((
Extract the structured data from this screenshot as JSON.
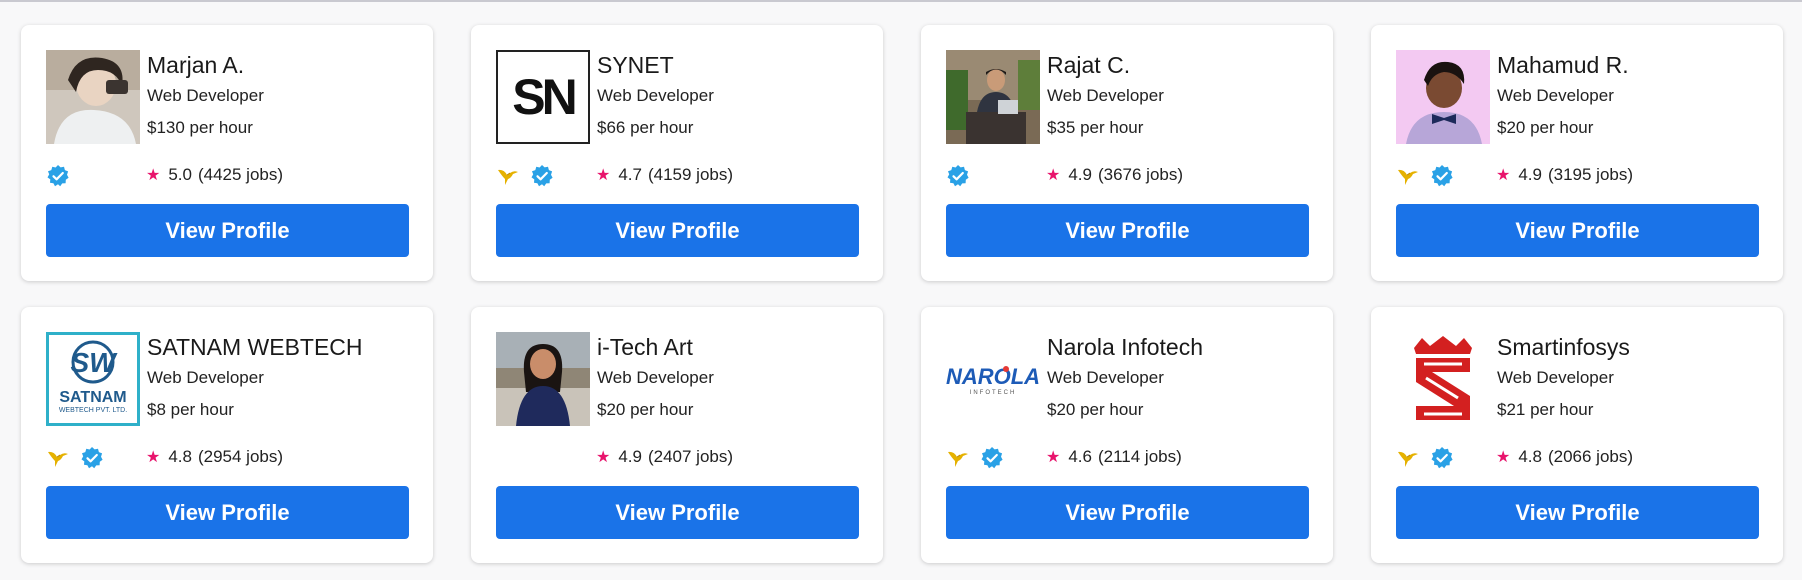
{
  "cards": [
    {
      "name": "Marjan A.",
      "role": "Web Developer",
      "rate": "$130 per hour",
      "rating": "5.0",
      "jobs": "(4425 jobs)",
      "button": "View Profile"
    },
    {
      "name": "SYNET",
      "role": "Web Developer",
      "rate": "$66 per hour",
      "rating": "4.7",
      "jobs": "(4159 jobs)",
      "button": "View Profile",
      "logo_text": "SN"
    },
    {
      "name": "Rajat C.",
      "role": "Web Developer",
      "rate": "$35 per hour",
      "rating": "4.9",
      "jobs": "(3676 jobs)",
      "button": "View Profile"
    },
    {
      "name": "Mahamud R.",
      "role": "Web Developer",
      "rate": "$20 per hour",
      "rating": "4.9",
      "jobs": "(3195 jobs)",
      "button": "View Profile"
    },
    {
      "name": "SATNAM WEBTECH",
      "role": "Web Developer",
      "rate": "$8 per hour",
      "rating": "4.8",
      "jobs": "(2954 jobs)",
      "button": "View Profile",
      "logo_text": "SATNAM",
      "logo_sub": "WEBTECH PVT. LTD."
    },
    {
      "name": "i-Tech Art",
      "role": "Web Developer",
      "rate": "$20 per hour",
      "rating": "4.9",
      "jobs": "(2407 jobs)",
      "button": "View Profile"
    },
    {
      "name": "Narola Infotech",
      "role": "Web Developer",
      "rate": "$20 per hour",
      "rating": "4.6",
      "jobs": "(2114 jobs)",
      "button": "View Profile",
      "logo_text": "NAROLA",
      "logo_sub": "INFOTECH"
    },
    {
      "name": "Smartinfosys",
      "role": "Web Developer",
      "rate": "$21 per hour",
      "rating": "4.8",
      "jobs": "(2066 jobs)",
      "button": "View Profile"
    }
  ],
  "colors": {
    "accent": "#1a73e8",
    "star": "#e8146c",
    "verified": "#2aa1e6",
    "bird": "#e5b100"
  }
}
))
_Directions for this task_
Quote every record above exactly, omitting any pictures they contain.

_Response to this exercise_
Extract the structured data from this screenshot as JSON.
{
  "cards": [
    {
      "name": "Marjan A.",
      "role": "Web Developer",
      "rate": "$130 per hour",
      "rating": "5.0",
      "jobs": "(4425 jobs)",
      "button": "View Profile"
    },
    {
      "name": "SYNET",
      "role": "Web Developer",
      "rate": "$66 per hour",
      "rating": "4.7",
      "jobs": "(4159 jobs)",
      "button": "View Profile",
      "logo_text": "SN"
    },
    {
      "name": "Rajat C.",
      "role": "Web Developer",
      "rate": "$35 per hour",
      "rating": "4.9",
      "jobs": "(3676 jobs)",
      "button": "View Profile"
    },
    {
      "name": "Mahamud R.",
      "role": "Web Developer",
      "rate": "$20 per hour",
      "rating": "4.9",
      "jobs": "(3195 jobs)",
      "button": "View Profile"
    },
    {
      "name": "SATNAM WEBTECH",
      "role": "Web Developer",
      "rate": "$8 per hour",
      "rating": "4.8",
      "jobs": "(2954 jobs)",
      "button": "View Profile",
      "logo_text": "SATNAM",
      "logo_sub": "WEBTECH PVT. LTD."
    },
    {
      "name": "i-Tech Art",
      "role": "Web Developer",
      "rate": "$20 per hour",
      "rating": "4.9",
      "jobs": "(2407 jobs)",
      "button": "View Profile"
    },
    {
      "name": "Narola Infotech",
      "role": "Web Developer",
      "rate": "$20 per hour",
      "rating": "4.6",
      "jobs": "(2114 jobs)",
      "button": "View Profile",
      "logo_text": "NAROLA",
      "logo_sub": "INFOTECH"
    },
    {
      "name": "Smartinfosys",
      "role": "Web Developer",
      "rate": "$21 per hour",
      "rating": "4.8",
      "jobs": "(2066 jobs)",
      "button": "View Profile"
    }
  ],
  "colors": {
    "accent": "#1a73e8",
    "star": "#e8146c",
    "verified": "#2aa1e6",
    "bird": "#e5b100"
  }
}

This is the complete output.